We need to stop eating this harmful, oppressive version of “humble pie.” We can do better. 



Sick of being “miss represented”

I watched a video today that made me cry.

That’s saying something, because my tear ducts are fairly selective about who they work for. I didn’t even cry on The Lion King (and yes, I do have a heart, thank you very much).

But this video, a trailer for the film Miss Representation,  made me cry, in sadness and in anger. In desperation and in frustration. I sincerely hope you’ll take the time to watch it:

This video made me cry because it hit so close to home.

The video observes:

“Girls get the message from very early on that what’s most important is how they look…and boys get the message that this is what’s important about girls. So, no matter what else a woman does, no matter what else her achievements, their value still depends on how they look.”

As one young lady in the video says, with a hint of desperation in her voice, “There is no appreciation for woman intellectuals.”

I’m a 21 year old woman intellectual. I’ve made it through 3 years of college (thus far) in an intense degree program. I’ve won debate contests. I’ve written and presented research papers. I’ve had articles published. I want to write books. I want to get my PhD. I want to join the Peace Corps.

And yet, I still have to fight to get the world to appreciate my brain and not just my boobs.

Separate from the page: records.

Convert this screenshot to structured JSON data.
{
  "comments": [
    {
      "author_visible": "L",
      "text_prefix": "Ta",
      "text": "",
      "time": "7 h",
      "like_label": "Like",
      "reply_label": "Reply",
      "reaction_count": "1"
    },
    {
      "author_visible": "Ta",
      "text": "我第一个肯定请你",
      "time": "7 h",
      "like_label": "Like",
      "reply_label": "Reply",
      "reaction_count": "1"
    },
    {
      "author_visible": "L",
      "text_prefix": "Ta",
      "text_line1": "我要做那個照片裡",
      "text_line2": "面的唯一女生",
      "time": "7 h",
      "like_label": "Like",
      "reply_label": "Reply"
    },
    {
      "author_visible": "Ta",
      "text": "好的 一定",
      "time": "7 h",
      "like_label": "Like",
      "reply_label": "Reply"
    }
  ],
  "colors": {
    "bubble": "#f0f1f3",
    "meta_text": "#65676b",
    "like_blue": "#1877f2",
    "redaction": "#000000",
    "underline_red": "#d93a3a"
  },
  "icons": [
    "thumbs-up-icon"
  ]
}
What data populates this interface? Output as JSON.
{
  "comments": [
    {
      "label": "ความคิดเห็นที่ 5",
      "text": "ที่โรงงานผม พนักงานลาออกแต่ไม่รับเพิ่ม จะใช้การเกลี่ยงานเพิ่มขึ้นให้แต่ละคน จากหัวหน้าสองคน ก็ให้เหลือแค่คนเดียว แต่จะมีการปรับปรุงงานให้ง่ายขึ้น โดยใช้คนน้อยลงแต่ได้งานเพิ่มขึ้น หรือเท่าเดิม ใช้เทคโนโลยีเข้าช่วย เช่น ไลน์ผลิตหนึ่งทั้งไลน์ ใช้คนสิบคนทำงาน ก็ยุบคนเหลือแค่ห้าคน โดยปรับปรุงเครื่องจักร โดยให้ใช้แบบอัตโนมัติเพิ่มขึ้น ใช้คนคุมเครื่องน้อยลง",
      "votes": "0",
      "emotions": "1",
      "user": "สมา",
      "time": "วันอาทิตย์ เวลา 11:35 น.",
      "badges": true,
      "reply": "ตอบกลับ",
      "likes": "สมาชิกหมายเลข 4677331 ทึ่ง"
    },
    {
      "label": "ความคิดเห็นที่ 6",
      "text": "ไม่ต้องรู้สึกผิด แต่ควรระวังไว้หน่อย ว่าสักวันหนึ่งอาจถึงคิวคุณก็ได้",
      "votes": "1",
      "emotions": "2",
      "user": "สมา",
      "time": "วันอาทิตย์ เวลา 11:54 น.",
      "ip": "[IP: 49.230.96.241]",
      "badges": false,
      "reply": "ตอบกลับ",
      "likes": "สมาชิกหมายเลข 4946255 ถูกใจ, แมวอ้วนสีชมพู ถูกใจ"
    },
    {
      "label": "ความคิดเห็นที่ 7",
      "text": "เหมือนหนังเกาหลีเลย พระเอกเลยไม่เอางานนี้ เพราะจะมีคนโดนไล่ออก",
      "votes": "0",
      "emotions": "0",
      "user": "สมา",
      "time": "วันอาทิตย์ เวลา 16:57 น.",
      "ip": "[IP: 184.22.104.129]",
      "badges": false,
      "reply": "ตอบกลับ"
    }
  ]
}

From junior high, when I was told by several friends, “Sarah, you’re pretty. You could have so many boys if you didn’t act so smart and scare them away. You can be smart, just don’t act so smart.”

To the ex-boyfriend who convinced me that I was worthless so that he could treat me like a sex object.

To the Sunday School teacher who looked me in the eye and said, “Why are you even bothering to go to college? A woman’s place is in the home.”

To now, when I’m told fairly often, “Oh, you want to get your PhD? That’s good, because all the female professors I had in college were ugly. You’ll actually be a pretty one.”

I feel weighed down by the idea that my brains, my talents, my gifts and abilities are not enough–will never be enough. Unless I can get through another 10 grueling years of school and still look as young and pretty as I do now at age 21, unless I can somehow afford fashionable clothing, make-up, and hair-stylists on a graduate student’s salary…

It won’t matter.

To the world, I’ll just be another “ugly” professor.

I am sick of this. I am damn sick of this.

I’m sick of hearing people put down the intelligent, hard-working (and beautiful. More that just pretty) female professors that I look up to just because  those professors spend their time writing books and winning academic awards instead of getting their hair done and reading fashion magazines.

I’m sick of hearing news reporters ask Sarah Palin if she’s gotten breast implants (would a professional reporter ask Mitt Romney if he ever uses a penis pump? Didn’t think so) or compare Hilary Clinton to a nagging wife when she stands up for issues she cares about.

I’m sick of men being taught that their masculinity is at stake when women make achievements. I’m sick of men growing up to believe that the measure of their manhood is how much power they have over the women in their lives.

And I’m sick of the media– from magazines to music videos to the daily news–reinforcing all of these ideas.

I’m sick of this misrepresentation.

I’m ready for a change. Who’s with me?